EXERCISE DATA:
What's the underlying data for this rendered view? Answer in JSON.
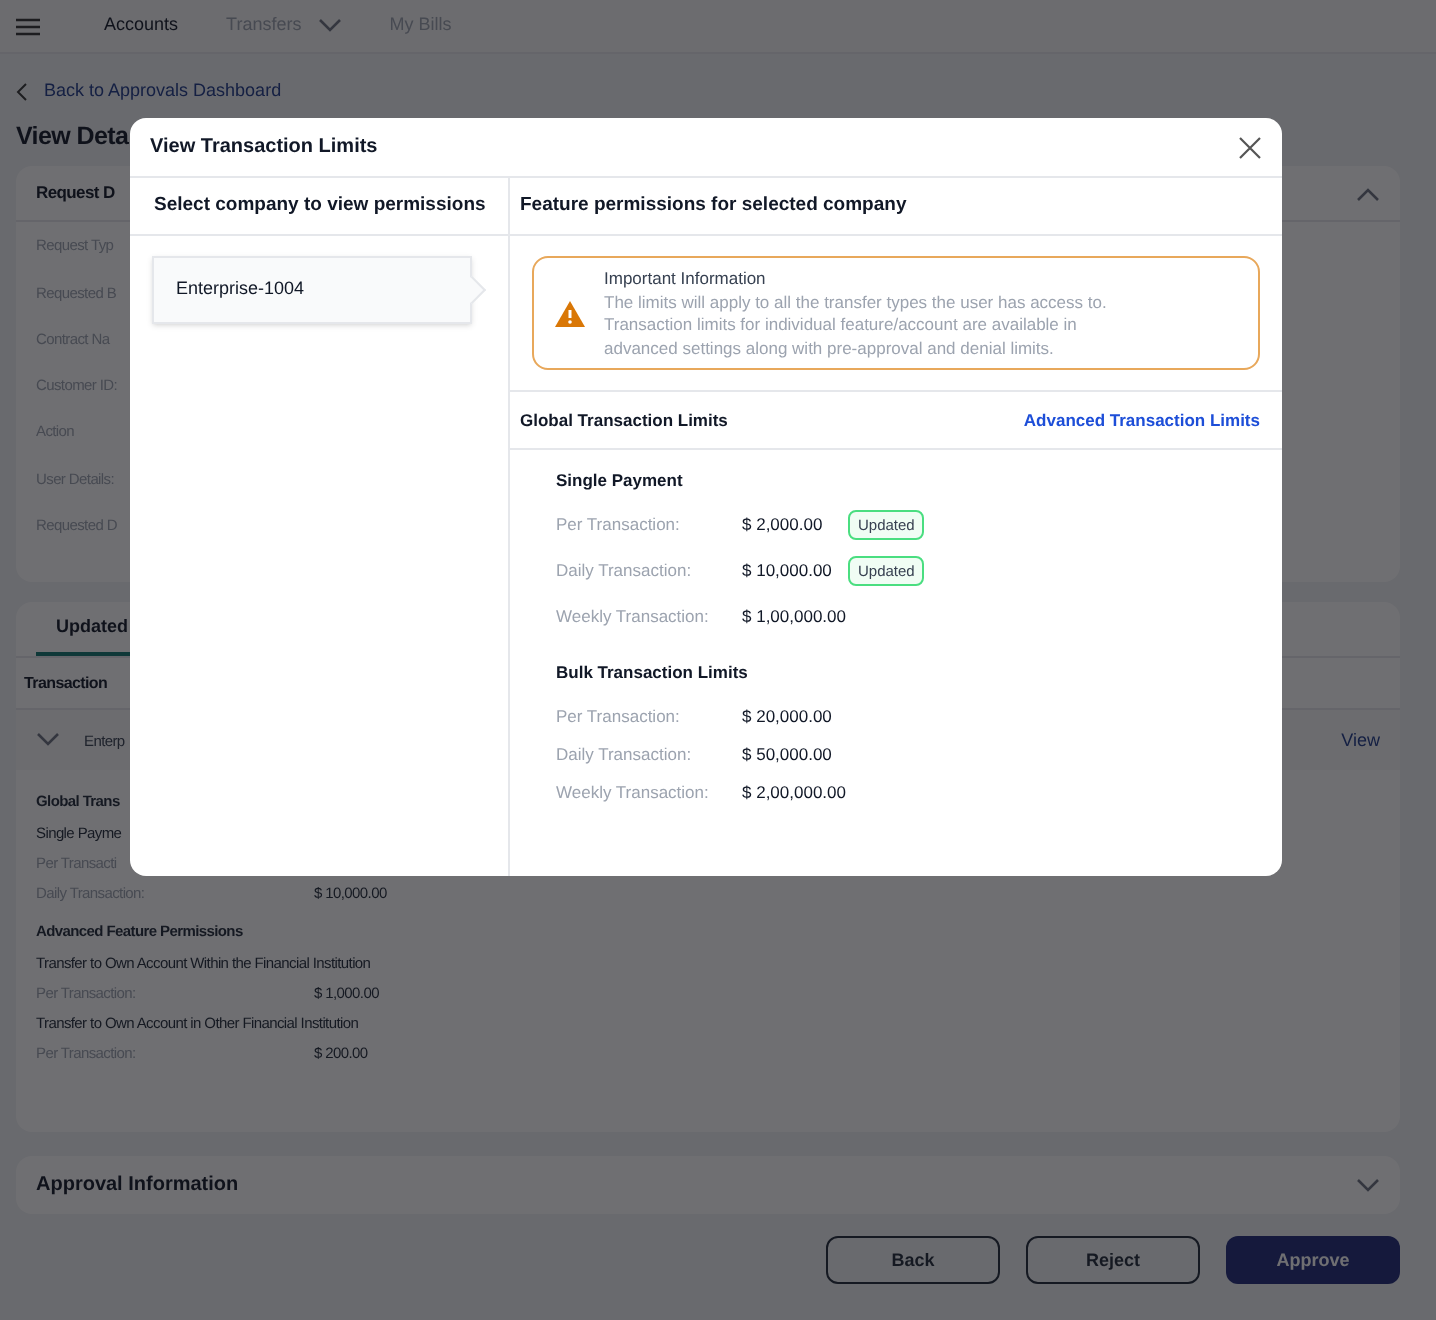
{
  "nav": {
    "items": [
      {
        "label": "Accounts",
        "selected": true,
        "dropdown": false
      },
      {
        "label": "Transfers",
        "selected": false,
        "dropdown": true
      },
      {
        "label": "My Bills",
        "selected": false,
        "dropdown": false
      }
    ]
  },
  "back_link": "Back to Approvals Dashboard",
  "page_title": "View Deta",
  "request_card": {
    "title": "Request D",
    "expanded": true,
    "fields": [
      "Request Typ",
      "Requested B",
      "Contract Na",
      "Customer ID:",
      "Action",
      "User Details:",
      "Requested D"
    ]
  },
  "tabs": [
    {
      "label": "Updated",
      "selected": true
    }
  ],
  "transaction_section": {
    "title": "Transaction",
    "company": {
      "name": "Enterp",
      "expanded": true,
      "link": "View"
    },
    "lines": [
      {
        "kind": "heading",
        "text": "Global Trans"
      },
      {
        "kind": "subheading",
        "text": "Single Payme"
      },
      {
        "kind": "row",
        "text": "Per Transacti"
      },
      {
        "kind": "row",
        "text": "Daily Transaction:",
        "value": "$ 10,000.00"
      },
      {
        "kind": "heading",
        "text": "Advanced Feature Permissions"
      },
      {
        "kind": "subheading",
        "text": "Transfer to Own Account Within the Financial Institution"
      },
      {
        "kind": "row",
        "text": "Per Transaction:",
        "value": "$ 1,000.00"
      },
      {
        "kind": "subheading",
        "text": "Transfer to Own Account in Other Financial Institution"
      },
      {
        "kind": "row",
        "text": "Per Transaction:",
        "value": "$ 200.00"
      }
    ]
  },
  "approval_card": {
    "title": "Approval Information",
    "expanded": false
  },
  "buttons": [
    {
      "label": "Back",
      "kind": "secondary"
    },
    {
      "label": "Reject",
      "kind": "secondary"
    },
    {
      "label": "Approve",
      "kind": "primary"
    }
  ],
  "modal": {
    "title": "View Transaction Limits",
    "left_header": "Select company to view permissions",
    "companies": [
      {
        "name": "Enterprise-1004",
        "selected": true
      }
    ],
    "right_header": "Feature permissions for selected company",
    "alert": {
      "title": "Important Information",
      "text": "The limits will apply to all the transfer types the user has access to. Transaction limits for individual feature/account are available in advanced settings along with pre-approval and denial limits."
    },
    "global": {
      "title": "Global Transaction Limits",
      "link": "Advanced Transaction Limits"
    },
    "groups": [
      {
        "title": "Single Payment",
        "rows": [
          {
            "label": "Per Transaction:",
            "value": "$ 2,000.00",
            "badge": "Updated"
          },
          {
            "label": "Daily Transaction:",
            "value": "$ 10,000.00",
            "badge": "Updated"
          },
          {
            "label": "Weekly Transaction:",
            "value": "$ 1,00,000.00"
          }
        ]
      },
      {
        "title": "Bulk Transaction Limits",
        "rows": [
          {
            "label": "Per Transaction:",
            "value": "$ 20,000.00"
          },
          {
            "label": "Daily Transaction:",
            "value": "$ 50,000.00"
          },
          {
            "label": "Weekly Transaction:",
            "value": "$ 2,00,000.00"
          }
        ]
      }
    ]
  }
}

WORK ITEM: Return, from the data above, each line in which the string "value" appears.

REPLY TO THE EXERCISE:
        "value": "$ 10,000.00"
        "value": "$ 1,000.00"
        "value": "$ 200.00"
            "value": "$ 2,000.00",
            "value": "$ 10,000.00",
            "value": "$ 1,00,000.00"
            "value": "$ 20,000.00"
            "value": "$ 50,000.00"
            "value": "$ 2,00,000.00"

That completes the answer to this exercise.